#### Work required
All of the records must be given again exactly.

::: The data

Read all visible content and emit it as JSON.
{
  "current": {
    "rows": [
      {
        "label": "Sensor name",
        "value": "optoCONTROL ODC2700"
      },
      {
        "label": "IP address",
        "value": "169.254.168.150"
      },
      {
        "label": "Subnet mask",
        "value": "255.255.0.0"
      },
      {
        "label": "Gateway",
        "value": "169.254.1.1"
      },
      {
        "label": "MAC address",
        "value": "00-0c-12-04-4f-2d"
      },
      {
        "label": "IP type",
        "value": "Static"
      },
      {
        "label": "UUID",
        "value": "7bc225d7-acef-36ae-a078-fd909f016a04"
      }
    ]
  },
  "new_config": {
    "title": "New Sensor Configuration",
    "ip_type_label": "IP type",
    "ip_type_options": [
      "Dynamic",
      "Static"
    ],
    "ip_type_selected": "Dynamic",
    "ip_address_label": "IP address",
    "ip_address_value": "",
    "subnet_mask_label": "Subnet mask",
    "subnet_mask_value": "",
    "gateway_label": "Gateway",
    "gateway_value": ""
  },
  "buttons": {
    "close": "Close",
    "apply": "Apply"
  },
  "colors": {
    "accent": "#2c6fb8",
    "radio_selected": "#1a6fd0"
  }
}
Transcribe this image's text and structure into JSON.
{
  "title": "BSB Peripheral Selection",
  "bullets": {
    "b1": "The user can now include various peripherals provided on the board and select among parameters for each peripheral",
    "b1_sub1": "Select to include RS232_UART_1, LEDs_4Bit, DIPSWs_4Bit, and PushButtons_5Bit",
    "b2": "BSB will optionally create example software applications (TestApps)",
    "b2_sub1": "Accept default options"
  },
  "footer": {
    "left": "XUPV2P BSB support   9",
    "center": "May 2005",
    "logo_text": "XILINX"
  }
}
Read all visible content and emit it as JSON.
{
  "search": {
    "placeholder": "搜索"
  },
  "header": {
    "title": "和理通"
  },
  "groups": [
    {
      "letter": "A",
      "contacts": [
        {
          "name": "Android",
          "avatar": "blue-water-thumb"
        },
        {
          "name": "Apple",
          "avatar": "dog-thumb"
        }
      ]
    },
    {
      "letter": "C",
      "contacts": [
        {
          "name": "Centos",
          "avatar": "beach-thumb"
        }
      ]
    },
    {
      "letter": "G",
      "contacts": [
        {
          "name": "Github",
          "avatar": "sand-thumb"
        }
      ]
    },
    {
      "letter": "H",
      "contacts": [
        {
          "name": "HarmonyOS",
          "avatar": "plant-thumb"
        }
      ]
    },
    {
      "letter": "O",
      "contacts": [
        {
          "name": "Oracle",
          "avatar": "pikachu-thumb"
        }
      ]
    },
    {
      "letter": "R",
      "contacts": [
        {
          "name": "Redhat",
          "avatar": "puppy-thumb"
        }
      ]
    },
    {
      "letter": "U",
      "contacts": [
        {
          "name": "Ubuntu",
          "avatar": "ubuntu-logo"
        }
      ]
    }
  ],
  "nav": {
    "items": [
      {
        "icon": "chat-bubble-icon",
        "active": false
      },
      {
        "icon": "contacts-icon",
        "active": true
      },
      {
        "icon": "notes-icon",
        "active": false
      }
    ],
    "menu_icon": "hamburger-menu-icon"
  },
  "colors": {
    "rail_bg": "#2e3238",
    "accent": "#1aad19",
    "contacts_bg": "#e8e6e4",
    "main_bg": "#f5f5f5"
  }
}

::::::

#### Answer to the problem
Read all visible content and emit it as JSON.
{
  "current": {
    "rows": [
      {
        "label": "Sensor name",
        "value": "optoCONTROL ODC2700"
      },
      {
        "label": "IP address",
        "value": "169.254.168.150"
      },
      {
        "label": "Subnet mask",
        "value": "255.255.0.0"
      },
      {
        "label": "Gateway",
        "value": "169.254.1.1"
      },
      {
        "label": "MAC address",
        "value": "00-0c-12-04-4f-2d"
      },
      {
        "label": "IP type",
        "value": "Static"
      },
      {
        "label": "UUID",
        "value": "7bc225d7-acef-36ae-a078-fd909f016a04"
      }
    ]
  },
  "new_config": {
    "title": "New Sensor Configuration",
    "ip_type_label": "IP type",
    "ip_type_options": [
      "Dynamic",
      "Static"
    ],
    "ip_type_selected": "Dynamic",
    "ip_address_label": "IP address",
    "ip_address_value": "",
    "subnet_mask_label": "Subnet mask",
    "subnet_mask_value": "",
    "gateway_label": "Gateway",
    "gateway_value": ""
  },
  "buttons": {
    "close": "Close",
    "apply": "Apply"
  },
  "colors": {
    "accent": "#2c6fb8",
    "radio_selected": "#1a6fd0"
  }
}
Transcribe this image's text and structure into JSON.
{
  "title": "BSB Peripheral Selection",
  "bullets": {
    "b1": "The user can now include various peripherals provided on the board and select among parameters for each peripheral",
    "b1_sub1": "Select to include RS232_UART_1, LEDs_4Bit, DIPSWs_4Bit, and PushButtons_5Bit",
    "b2": "BSB will optionally create example software applications (TestApps)",
    "b2_sub1": "Accept default options"
  },
  "footer": {
    "left": "XUPV2P BSB support   9",
    "center": "May 2005",
    "logo_text": "XILINX"
  }
}
Read all visible content and emit it as JSON.
{
  "search": {
    "placeholder": "搜索"
  },
  "header": {
    "title": "和理通"
  },
  "groups": [
    {
      "letter": "A",
      "contacts": [
        {
          "name": "Android",
          "avatar": "blue-water-thumb"
        },
        {
          "name": "Apple",
          "avatar": "dog-thumb"
        }
      ]
    },
    {
      "letter": "C",
      "contacts": [
        {
          "name": "Centos",
          "avatar": "beach-thumb"
        }
      ]
    },
    {
      "letter": "G",
      "contacts": [
        {
          "name": "Github",
          "avatar": "sand-thumb"
        }
      ]
    },
    {
      "letter": "H",
      "contacts": [
        {
          "name": "HarmonyOS",
          "avatar": "plant-thumb"
        }
      ]
    },
    {
      "letter": "O",
      "contacts": [
        {
          "name": "Oracle",
          "avatar": "pikachu-thumb"
        }
      ]
    },
    {
      "letter": "R",
      "contacts": [
        {
          "name": "Redhat",
          "avatar": "puppy-thumb"
        }
      ]
    },
    {
      "letter": "U",
      "contacts": [
        {
          "name": "Ubuntu",
          "avatar": "ubuntu-logo"
        }
      ]
    }
  ],
  "nav": {
    "items": [
      {
        "icon": "chat-bubble-icon",
        "active": false
      },
      {
        "icon": "contacts-icon",
        "active": true
      },
      {
        "icon": "notes-icon",
        "active": false
      }
    ],
    "menu_icon": "hamburger-menu-icon"
  },
  "colors": {
    "rail_bg": "#2e3238",
    "accent": "#1aad19",
    "contacts_bg": "#e8e6e4",
    "main_bg": "#f5f5f5"
  }
}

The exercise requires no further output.